[Data entries]
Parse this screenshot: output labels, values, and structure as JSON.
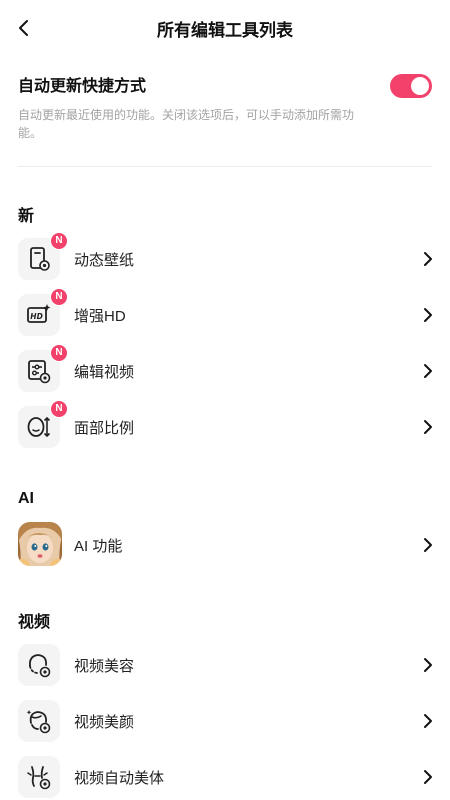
{
  "header": {
    "title": "所有编辑工具列表"
  },
  "auto_update": {
    "title": "自动更新快捷方式",
    "description": "自动更新最近使用的功能。关闭该选项后，可以手动添加所需功能。",
    "enabled": true
  },
  "sections": [
    {
      "title": "新",
      "items": [
        {
          "label": "动态壁纸",
          "icon": "phone-wallpaper-icon",
          "badge": "N"
        },
        {
          "label": "增强HD",
          "icon": "hd-enhance-icon",
          "badge": "N"
        },
        {
          "label": "编辑视频",
          "icon": "edit-video-icon",
          "badge": "N"
        },
        {
          "label": "面部比例",
          "icon": "face-ratio-icon",
          "badge": "N"
        }
      ]
    },
    {
      "title": "AI",
      "items": [
        {
          "label": "AI 功能",
          "icon": "ai-avatar-image"
        }
      ]
    },
    {
      "title": "视频",
      "items": [
        {
          "label": "视频美容",
          "icon": "video-beauty-icon"
        },
        {
          "label": "视频美颜",
          "icon": "video-face-beauty-icon"
        },
        {
          "label": "视频自动美体",
          "icon": "video-auto-body-icon"
        }
      ]
    }
  ],
  "colors": {
    "accent": "#f2416b",
    "icon_bg": "#f4f4f4",
    "divider": "#ececec",
    "desc_text": "#a3a3a3"
  }
}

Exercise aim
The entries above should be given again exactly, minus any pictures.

Result of this exercise
Parse this screenshot: output labels, values, and structure as JSON.
{
  "header": {
    "title": "所有编辑工具列表"
  },
  "auto_update": {
    "title": "自动更新快捷方式",
    "description": "自动更新最近使用的功能。关闭该选项后，可以手动添加所需功能。",
    "enabled": true
  },
  "sections": [
    {
      "title": "新",
      "items": [
        {
          "label": "动态壁纸",
          "icon": "phone-wallpaper-icon",
          "badge": "N"
        },
        {
          "label": "增强HD",
          "icon": "hd-enhance-icon",
          "badge": "N"
        },
        {
          "label": "编辑视频",
          "icon": "edit-video-icon",
          "badge": "N"
        },
        {
          "label": "面部比例",
          "icon": "face-ratio-icon",
          "badge": "N"
        }
      ]
    },
    {
      "title": "AI",
      "items": [
        {
          "label": "AI 功能",
          "icon": "ai-avatar-image"
        }
      ]
    },
    {
      "title": "视频",
      "items": [
        {
          "label": "视频美容",
          "icon": "video-beauty-icon"
        },
        {
          "label": "视频美颜",
          "icon": "video-face-beauty-icon"
        },
        {
          "label": "视频自动美体",
          "icon": "video-auto-body-icon"
        }
      ]
    }
  ],
  "colors": {
    "accent": "#f2416b",
    "icon_bg": "#f4f4f4",
    "divider": "#ececec",
    "desc_text": "#a3a3a3"
  }
}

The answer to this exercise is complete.